By Tony Parsons
ONE year ago, the world witnessed a unique kind of broadcasting - the mass murder of thousands, live on television.
As a lesson in the pitiless cruelty of the human race, September 11 was up there with Pol Pot's mountain of skulls in Cambodia, or the skeletal bodies stacked like garbage in the Nazi concentration camps.
An unspeakable act so cruel, so calculated and so utterly merciless that surely the world could agree on one thing - nobody deserves this fate.
Surely there could be consensus: the victims were truly innocent, the perpetrators truly evil.
But to the world's eternal shame, 9/11 is increasingly seen as America's comeuppance.
Incredibly, anti-Americanism has increased over the last year.
There has always been a simmering resentment to the USA in this country - too loud, too rich, too full of themselves and so much happier than Europeans - but it has become an epidemic.
And it seems incredible to me. More than that, it turns my stomach.
America is this country's greatest friend and our staunchest ally. We are bonded to the US by culture, language and blood.
A little over half a century ago, around half a million Americans died for our freedoms, as well as their own. Have we forgotten so soon?
And exactly a year ago, thousands of ordinary men, women and children - not just Americans, but from dozens of countries - were butchered by a small group of religious fanatics. Are we so quick to betray them?
What touched the heart about those who died in the twin towers and on the planes was that we recognised them. Young fathers and mothers, somebody's son and somebody's daughter, husbands and wives. And children. Some unborn.

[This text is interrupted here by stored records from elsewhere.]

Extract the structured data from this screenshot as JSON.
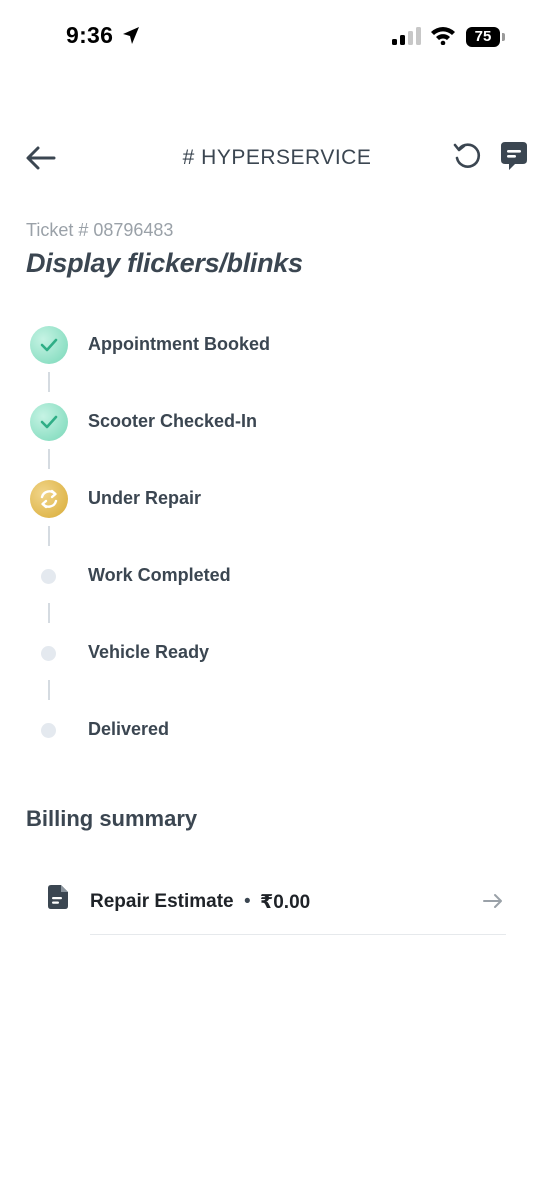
{
  "status": {
    "time": "9:36",
    "battery": "75"
  },
  "header": {
    "title": "# HYPERSERVICE"
  },
  "ticket": {
    "number": "Ticket # 08796483",
    "title": "Display flickers/blinks"
  },
  "timeline": {
    "steps": [
      {
        "label": "Appointment Booked",
        "state": "done"
      },
      {
        "label": "Scooter Checked-In",
        "state": "done"
      },
      {
        "label": "Under Repair",
        "state": "in-progress"
      },
      {
        "label": "Work Completed",
        "state": "pending"
      },
      {
        "label": "Vehicle Ready",
        "state": "pending"
      },
      {
        "label": "Delivered",
        "state": "pending"
      }
    ]
  },
  "billing": {
    "title": "Billing summary",
    "items": [
      {
        "label": "Repair Estimate",
        "separator": "•",
        "amount": "₹0.00"
      }
    ]
  },
  "icons": {
    "back": "arrow-left-icon",
    "history": "history-icon",
    "chat": "chat-icon",
    "done": "check-icon",
    "progress": "refresh-icon",
    "document": "document-icon",
    "go": "arrow-right-icon"
  },
  "colors": {
    "text": "#3b4651",
    "muted": "#9aa1a8",
    "done": "#8fe0c5",
    "progress": "#e0b84f",
    "pending": "#e4e9ef"
  }
}
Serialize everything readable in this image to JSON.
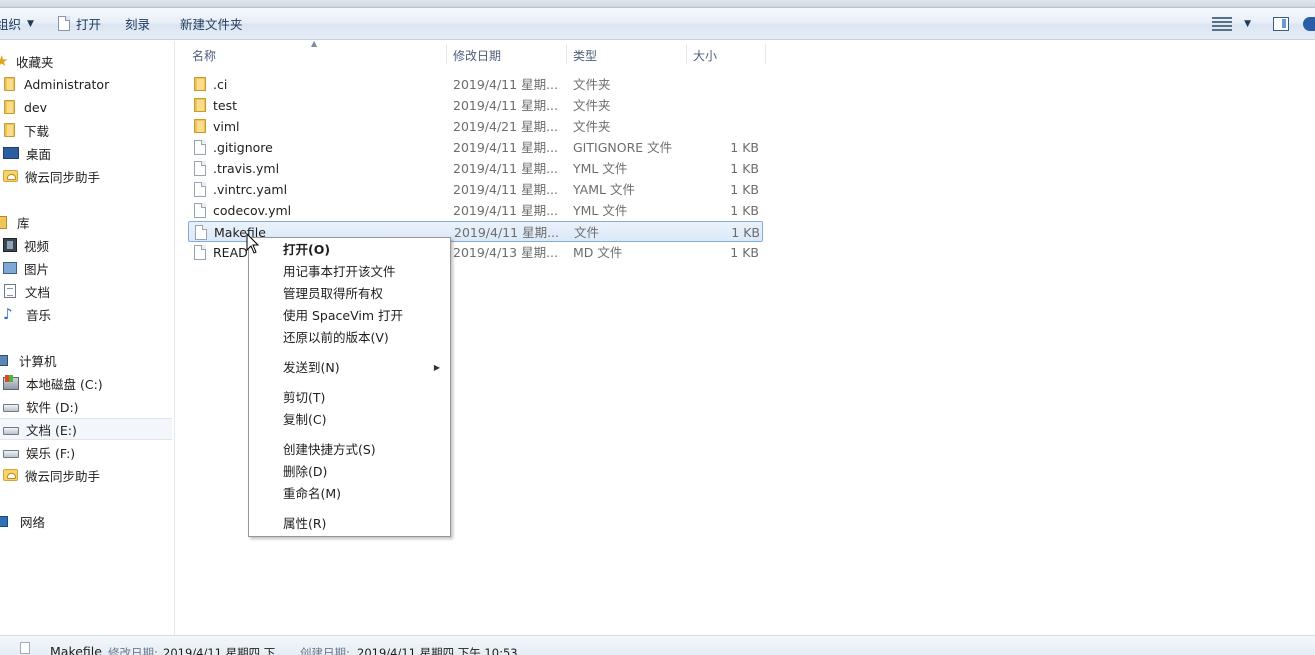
{
  "toolbar": {
    "organize": "组织",
    "open": "打开",
    "burn": "刻录",
    "new_folder": "新建文件夹"
  },
  "nav": {
    "favorites_header": "收藏夹",
    "favorites": [
      "Administrator",
      "dev",
      "下载",
      "桌面",
      "微云同步助手"
    ],
    "libraries_header": "库",
    "libraries": [
      "视频",
      "图片",
      "文档",
      "音乐"
    ],
    "computer_header": "计算机",
    "drives": [
      "本地磁盘 (C:)",
      "软件 (D:)",
      "文档 (E:)",
      "娱乐 (F:)",
      "微云同步助手"
    ],
    "network": "网络"
  },
  "columns": {
    "name": "名称",
    "date": "修改日期",
    "type": "类型",
    "size": "大小"
  },
  "files": [
    {
      "name": ".ci",
      "date": "2019/4/11 星期...",
      "type": "文件夹",
      "size": "",
      "kind": "folder"
    },
    {
      "name": "test",
      "date": "2019/4/11 星期...",
      "type": "文件夹",
      "size": "",
      "kind": "folder"
    },
    {
      "name": "viml",
      "date": "2019/4/21 星期...",
      "type": "文件夹",
      "size": "",
      "kind": "folder"
    },
    {
      "name": ".gitignore",
      "date": "2019/4/11 星期...",
      "type": "GITIGNORE 文件",
      "size": "1 KB",
      "kind": "file"
    },
    {
      "name": ".travis.yml",
      "date": "2019/4/11 星期...",
      "type": "YML 文件",
      "size": "1 KB",
      "kind": "file"
    },
    {
      "name": ".vintrc.yaml",
      "date": "2019/4/11 星期...",
      "type": "YAML 文件",
      "size": "1 KB",
      "kind": "file"
    },
    {
      "name": "codecov.yml",
      "date": "2019/4/11 星期...",
      "type": "YML 文件",
      "size": "1 KB",
      "kind": "file"
    },
    {
      "name": "Makefile",
      "date": "2019/4/11 星期...",
      "type": "文件",
      "size": "1 KB",
      "kind": "file",
      "selected": true
    },
    {
      "name": "READM",
      "date": "2019/4/13 星期...",
      "type": "MD 文件",
      "size": "1 KB",
      "kind": "file"
    }
  ],
  "context_menu": {
    "open": "打开(O)",
    "open_notepad": "用记事本打开该文件",
    "take_ownership": "管理员取得所有权",
    "open_spacevim": "使用 SpaceVim 打开",
    "restore_previous": "还原以前的版本(V)",
    "send_to": "发送到(N)",
    "cut": "剪切(T)",
    "copy": "复制(C)",
    "create_shortcut": "创建快捷方式(S)",
    "delete": "删除(D)",
    "rename": "重命名(M)",
    "properties": "属性(R)"
  },
  "status": {
    "name": "Makefile",
    "modified_label": "修改日期:",
    "modified_value": "2019/4/11 星期四 下...",
    "created_label": "创建日期:",
    "created_value": "2019/4/11 星期四 下午 10:53"
  },
  "colors": {
    "selection_border": "#84acdd",
    "selection_fill": "#dbe9f8",
    "toolbar_text": "#1e395b"
  }
}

And these people brought it on themselves? And their nation is to blame for their meticulously planned slaughter?
These days you don't have to be some dust-encrusted nut job in Kabul or Karachi or Finsbury Park to see America as the Great Satan.
The anti-American alliance is made up of self-loathing liberals who blame the Americans for every ill in the Third World, and conservatives suffering from power-envy, bitter that the world's only superpower can do what it likes without having to ask permission.

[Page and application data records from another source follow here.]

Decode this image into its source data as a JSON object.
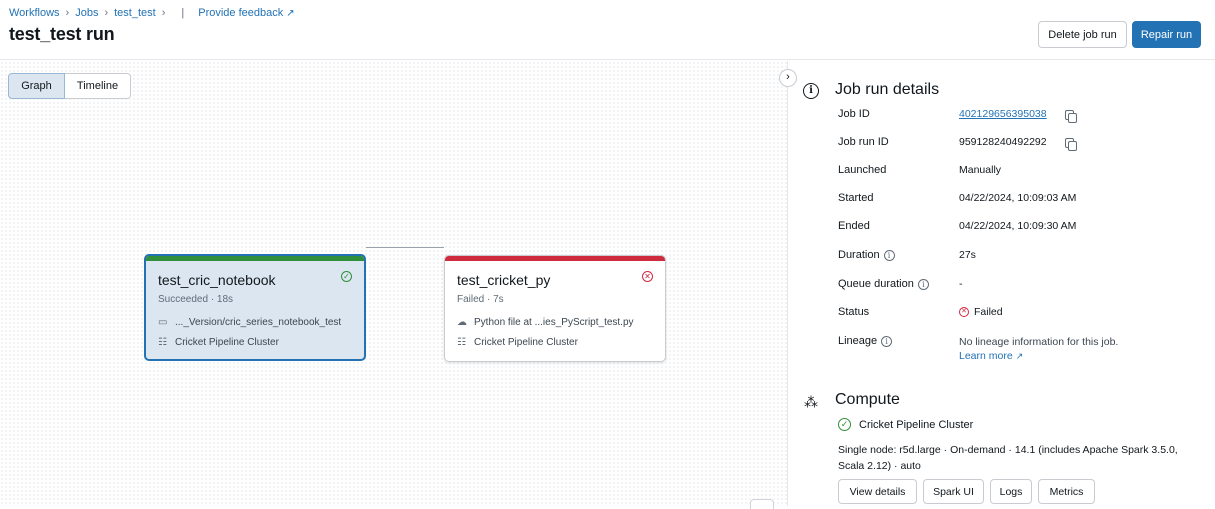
{
  "breadcrumb": {
    "items": [
      "Workflows",
      "Jobs",
      "test_test"
    ],
    "feedback": "Provide feedback"
  },
  "page": {
    "title": "test_test run"
  },
  "header_actions": {
    "delete_label": "Delete job run",
    "repair_label": "Repair run"
  },
  "view_toggle": {
    "graph": "Graph",
    "timeline": "Timeline",
    "active": "Graph"
  },
  "tasks": [
    {
      "name": "test_cric_notebook",
      "status": "Succeeded · 18s",
      "source": "..._Version/cric_series_notebook_test",
      "cluster": "Cricket Pipeline Cluster",
      "state": "success",
      "status_color": "#2f8f3a",
      "selected": true
    },
    {
      "name": "test_cricket_py",
      "status": "Failed · 7s",
      "source": "Python file at   ...ies_PyScript_test.py",
      "cluster": "Cricket Pipeline Cluster",
      "state": "failed",
      "status_color": "#cf2b3e",
      "selected": false
    }
  ],
  "details": {
    "title": "Job run details",
    "rows": [
      {
        "label": "Job ID",
        "value": "402129656395038"
      },
      {
        "label": "Job run ID",
        "value": "959128240492292"
      },
      {
        "label": "Launched",
        "value": "Manually"
      },
      {
        "label": "Started",
        "value": "04/22/2024, 10:09:03 AM"
      },
      {
        "label": "Ended",
        "value": "04/22/2024, 10:09:30 AM"
      },
      {
        "label": "Duration",
        "value": "27s"
      },
      {
        "label": "Queue duration",
        "value": "-"
      },
      {
        "label": "Status",
        "value": "Failed"
      },
      {
        "label": "Lineage",
        "value": "No lineage information for this job."
      }
    ],
    "learn_more": "Learn more"
  },
  "compute": {
    "title": "Compute",
    "cluster_name": "Cricket Pipeline Cluster",
    "description": "Single node: r5d.large · On-demand · 14.1 (includes Apache Spark 3.5.0, Scala 2.12) · auto",
    "buttons": [
      "View details",
      "Spark UI",
      "Logs",
      "Metrics"
    ]
  },
  "colors": {
    "accent": "#2272b4",
    "success": "#2f8f3a",
    "danger": "#cf2b3e"
  },
  "icons": {
    "info": "info-circle-icon",
    "compute": "compute-nodes-icon",
    "copy": "copy-icon",
    "folder": "folder-icon",
    "cloud": "cloud-icon",
    "cluster": "cluster-icon",
    "external": "external-link-icon"
  }
}
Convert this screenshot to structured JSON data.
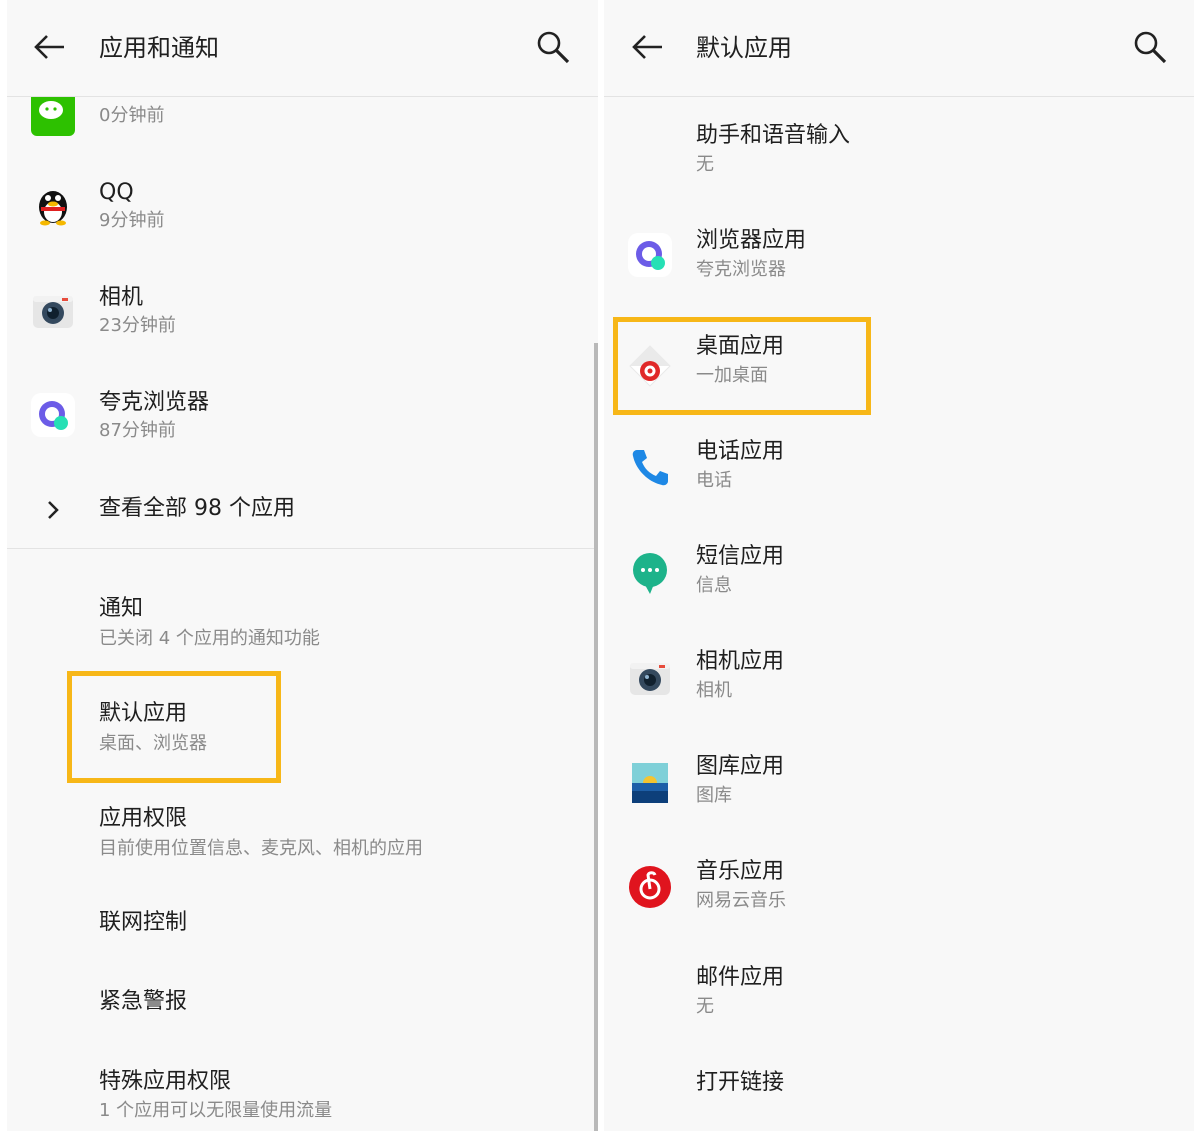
{
  "left": {
    "title": "应用和通知",
    "recent_apps": [
      {
        "name": "微信",
        "time": "0分钟前",
        "icon": "wechat-icon"
      },
      {
        "name": "QQ",
        "time": "9分钟前",
        "icon": "qq-icon"
      },
      {
        "name": "相机",
        "time": "23分钟前",
        "icon": "camera-icon"
      },
      {
        "name": "夸克浏览器",
        "time": "87分钟前",
        "icon": "quark-browser-icon"
      }
    ],
    "see_all": "查看全部 98 个应用",
    "settings": [
      {
        "label": "通知",
        "sub": "已关闭 4 个应用的通知功能"
      },
      {
        "label": "默认应用",
        "sub": "桌面、浏览器"
      },
      {
        "label": "应用权限",
        "sub": "目前使用位置信息、麦克风、相机的应用"
      },
      {
        "label": "联网控制",
        "sub": ""
      },
      {
        "label": "紧急警报",
        "sub": ""
      },
      {
        "label": "特殊应用权限",
        "sub": "1 个应用可以无限量使用流量"
      }
    ]
  },
  "right": {
    "title": "默认应用",
    "items": [
      {
        "label": "助手和语音输入",
        "sub": "无",
        "icon": ""
      },
      {
        "label": "浏览器应用",
        "sub": "夸克浏览器",
        "icon": "quark-browser-icon"
      },
      {
        "label": "桌面应用",
        "sub": "一加桌面",
        "icon": "oneplus-launcher-icon"
      },
      {
        "label": "电话应用",
        "sub": "电话",
        "icon": "phone-icon"
      },
      {
        "label": "短信应用",
        "sub": "信息",
        "icon": "messages-icon"
      },
      {
        "label": "相机应用",
        "sub": "相机",
        "icon": "camera-icon"
      },
      {
        "label": "图库应用",
        "sub": "图库",
        "icon": "gallery-icon"
      },
      {
        "label": "音乐应用",
        "sub": "网易云音乐",
        "icon": "netease-music-icon"
      },
      {
        "label": "邮件应用",
        "sub": "无",
        "icon": ""
      },
      {
        "label": "打开链接",
        "sub": "",
        "icon": ""
      }
    ]
  },
  "colors": {
    "highlight": "#f7b718",
    "background": "#f8f8f8",
    "subtext": "#8a8a8a"
  }
}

The truth is that America has behaved with enormous restraint since September 11.
Remember the gut-wrenching tapes of weeping men phoning their wives to say, "I love you," before they were burned alive. Remember those people leaping to their deaths from the top of burning skyscrapers.
Remember the hundreds of firemen buried alive. Remember the smiling face of that beautiful little girl who was on one of the planes with her mum. Remember, remember - and realise that America has never retaliated for 9/11 in anything like the way it could have.

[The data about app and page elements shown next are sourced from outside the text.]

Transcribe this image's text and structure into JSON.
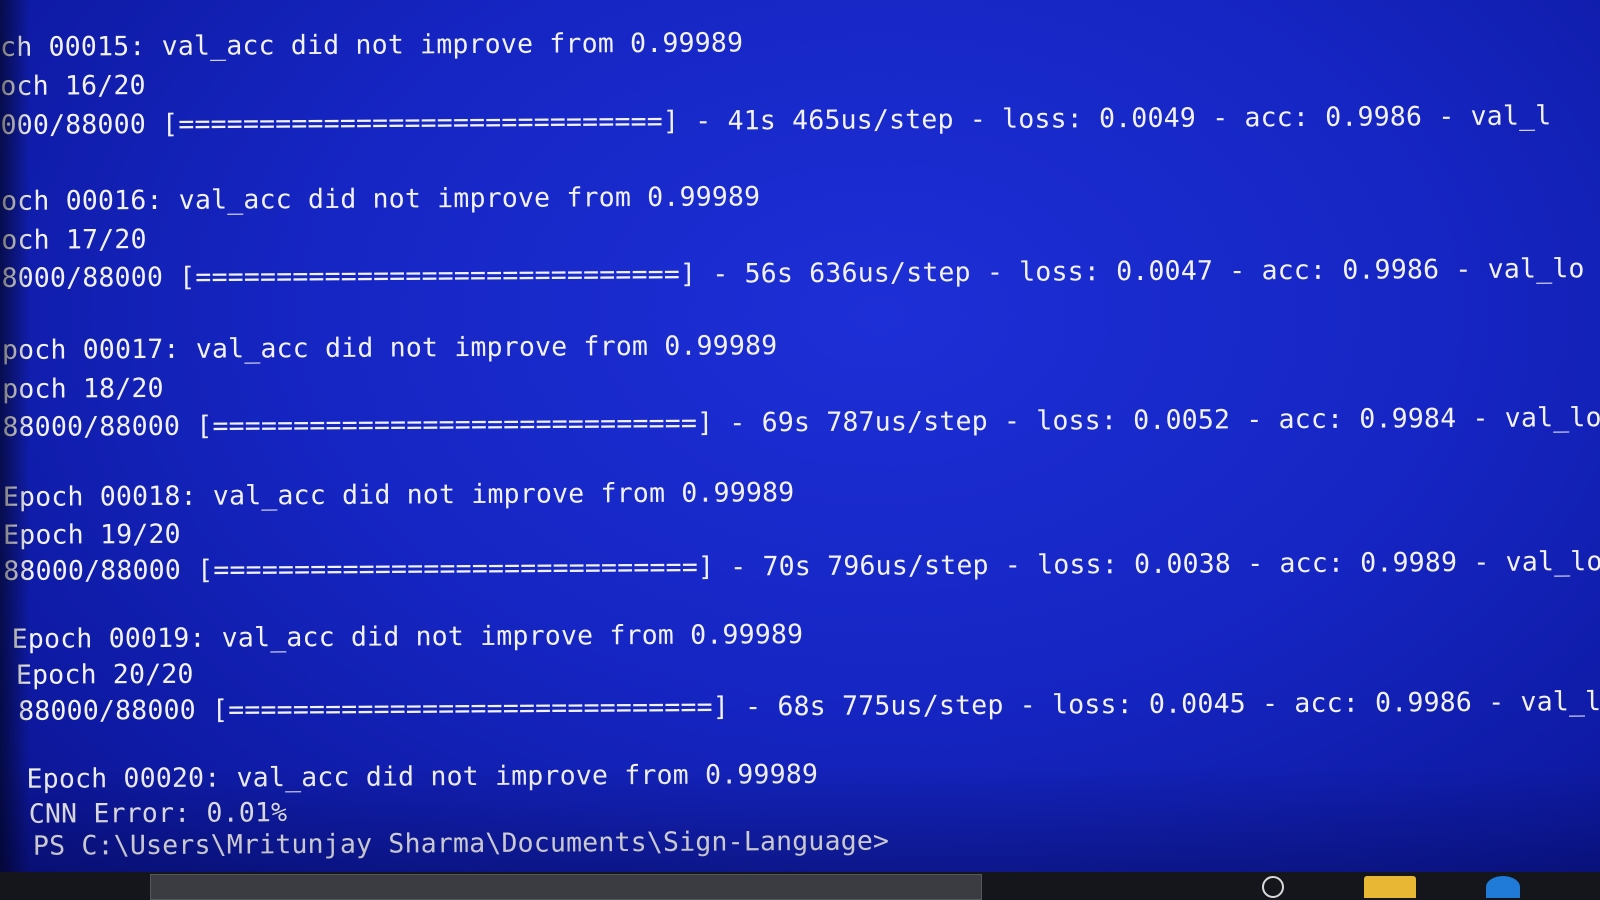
{
  "terminal": {
    "lines": [
      "ch 00015: val_acc did not improve from 0.99989",
      "och 16/20",
      "000/88000 [==============================] - 41s 465us/step - loss: 0.0049 - acc: 0.9986 - val_l",
      "och 00016: val_acc did not improve from 0.99989",
      "och 17/20",
      "8000/88000 [==============================] - 56s 636us/step - loss: 0.0047 - acc: 0.9986 - val_lo",
      "poch 00017: val_acc did not improve from 0.99989",
      "poch 18/20",
      "88000/88000 [==============================] - 69s 787us/step - loss: 0.0052 - acc: 0.9984 - val_los",
      "Epoch 00018: val_acc did not improve from 0.99989",
      "Epoch 19/20",
      "88000/88000 [==============================] - 70s 796us/step - loss: 0.0038 - acc: 0.9989 - val_loss",
      "Epoch 00019: val_acc did not improve from 0.99989",
      "Epoch 20/20",
      "88000/88000 [==============================] - 68s 775us/step - loss: 0.0045 - acc: 0.9986 - val_loss",
      "Epoch 00020: val_acc did not improve from 0.99989",
      "CNN Error: 0.01%",
      "PS C:\\Users\\Mritunjay Sharma\\Documents\\Sign-Language>"
    ]
  },
  "taskbar": {
    "icons": [
      "task-view-icon",
      "file-explorer-icon",
      "edge-browser-icon"
    ]
  },
  "colors": {
    "background": "#1626c4",
    "text": "#f2f2f2"
  }
}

So a few al-Qaeda tourists got locked without a trial in Camp X-ray? Pass the Kleenex.
So some Afghan wedding receptions were shot up after they merrily fired their semi-automatics in a sky full of American planes? A shame, but maybe next time they should stick to confetti.
AMERICA could have turned a large chunk of the world into a parking lot. That it didn't is a sign of strength.
American voices are already being raised against attacking Iraq - that's what a democracy is for. How many in the Islamic world will have a minute's silence for the slaughtered innocents of 9/11? How many Islamic leaders will have the guts to say that the mass murder of 9/11 was an abomination?
When the news of 9/11 broke on the West Bank, those freedom-loving Palestinians were dancing in the street. America watched all of that - and didn't push the button. We should thank the stars that America is the most powerful nation in the world. I still find it incredible that 9/11 did not provoke all-out war. Not a "war on terrorism". A real war.
The fundamentalist dudes are talking about "opening the gates of hell", if America attacks Iraq. Well, America could have opened the gates of hell like you wouldn't believe.
The US is the most militarily powerful nation that ever strode the face of the earth.
The campaign in Afghanistan may have been less than perfect and the planned war on Iraq may be misconceived.
But don't blame America for not bringing peace and light to these wretched countries. How many democracies are there in the Middle East, or in the Muslim world? You can count them on the fingers of one hand - assuming you haven't had any chopped off for minor shoplifting.
I love America, yet America is hated. I guess that makes me Bush's poodle. But I would rather be a dog in New York City than a Prince in Riyadh. Above all, America is hated because it is what every country wants to be - rich, free, strong, open, optimistic.
Not ground down by the past, or religion, or some caste system.
America is the best friend this country ever had and we should start remembering that.
Or do you really think the USA is the root of all evil? Tell it to the loved ones of the men and women who leaped to their death from the burning towers.
Tell it to the nursing mothers whose husbands died on one of the hijacked planes, or were ripped apart in a collapsing skyscraper.
And tell it to the hundreds of young widows whose husbands worked for the New York Fire Department. To our shame, George Bush gets a worse press than Saddam Hussein.
Once we were told that Saddam gassed the Kurds, tortured his own people and set up rape-camps in Kuwait. Now we are told he likes Quality Street. Save me the orange centre, oh mighty one!
Remember, remember, September 11. One of the greatest atrocities in human history was committed against America.
No, do more than remember. Never forget.